As well as the aprons, the Memory Room itself is comprised of attractive colours, comfy chairs, twinkling lights, old 30s and 40s memorabilia and other stimulating features.
Denise, who is in her 90s and has dementia, is a resident at Willow Haven, and is a huge fan of the Memory Room.
She says, “To me, this place has been made with a lot of love. It has been made with patience and remembrance – you remember what you love, don’t you?
“I look at the Memory Room from my own room. It makes me feel like I’m a little girl again in my old home. The lights in there make me feel about six years old – when my mother would open the lounge door at Christmas time and say ‘it’s ready!’
“I’m talking about the tree, of course. I think a Christmas tree would go down very well with the residents, here.”
Denise is not the only one to appreciate what the Memory Room has to offer.
“There’s a gentleman who, before the Memory Room was created, didn’t speak a word. Unfortunately he’s passed away now, but he used to come in here and sit and watch the fish floating past on the TV,” adds Sonja.
“It’s very soothing. He’d speak while he was in the Memory Room. I truly believe it was because watching those fish was triggering something inside his brain.
“If this is working and inspires others to do the same around the world, then we’ve truly achieved something special.”

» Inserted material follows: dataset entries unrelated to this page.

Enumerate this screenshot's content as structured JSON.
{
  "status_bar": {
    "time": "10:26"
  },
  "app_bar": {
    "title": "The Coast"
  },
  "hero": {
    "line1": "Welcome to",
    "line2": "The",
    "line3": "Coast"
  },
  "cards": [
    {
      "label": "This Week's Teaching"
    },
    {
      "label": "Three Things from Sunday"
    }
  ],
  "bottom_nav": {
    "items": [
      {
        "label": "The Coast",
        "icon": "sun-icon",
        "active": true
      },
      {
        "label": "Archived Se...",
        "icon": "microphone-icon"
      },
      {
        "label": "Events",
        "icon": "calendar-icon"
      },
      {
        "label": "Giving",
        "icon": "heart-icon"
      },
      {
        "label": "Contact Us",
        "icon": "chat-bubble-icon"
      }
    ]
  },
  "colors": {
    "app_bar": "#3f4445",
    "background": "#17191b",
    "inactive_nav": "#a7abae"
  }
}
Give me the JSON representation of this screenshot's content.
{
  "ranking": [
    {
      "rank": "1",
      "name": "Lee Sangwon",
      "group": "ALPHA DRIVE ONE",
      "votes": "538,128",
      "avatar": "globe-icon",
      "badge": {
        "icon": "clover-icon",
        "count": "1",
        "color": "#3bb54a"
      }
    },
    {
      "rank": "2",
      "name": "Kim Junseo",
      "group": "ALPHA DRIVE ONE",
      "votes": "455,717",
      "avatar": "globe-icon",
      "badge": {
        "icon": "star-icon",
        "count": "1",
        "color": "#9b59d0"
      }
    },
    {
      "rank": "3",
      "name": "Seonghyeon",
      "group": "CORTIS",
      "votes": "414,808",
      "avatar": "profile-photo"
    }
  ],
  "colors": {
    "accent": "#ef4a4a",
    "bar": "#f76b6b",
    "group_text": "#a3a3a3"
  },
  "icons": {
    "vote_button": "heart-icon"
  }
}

Words by Rachael Heslehurst
You can follow Rachael on Twitter @rheslehurst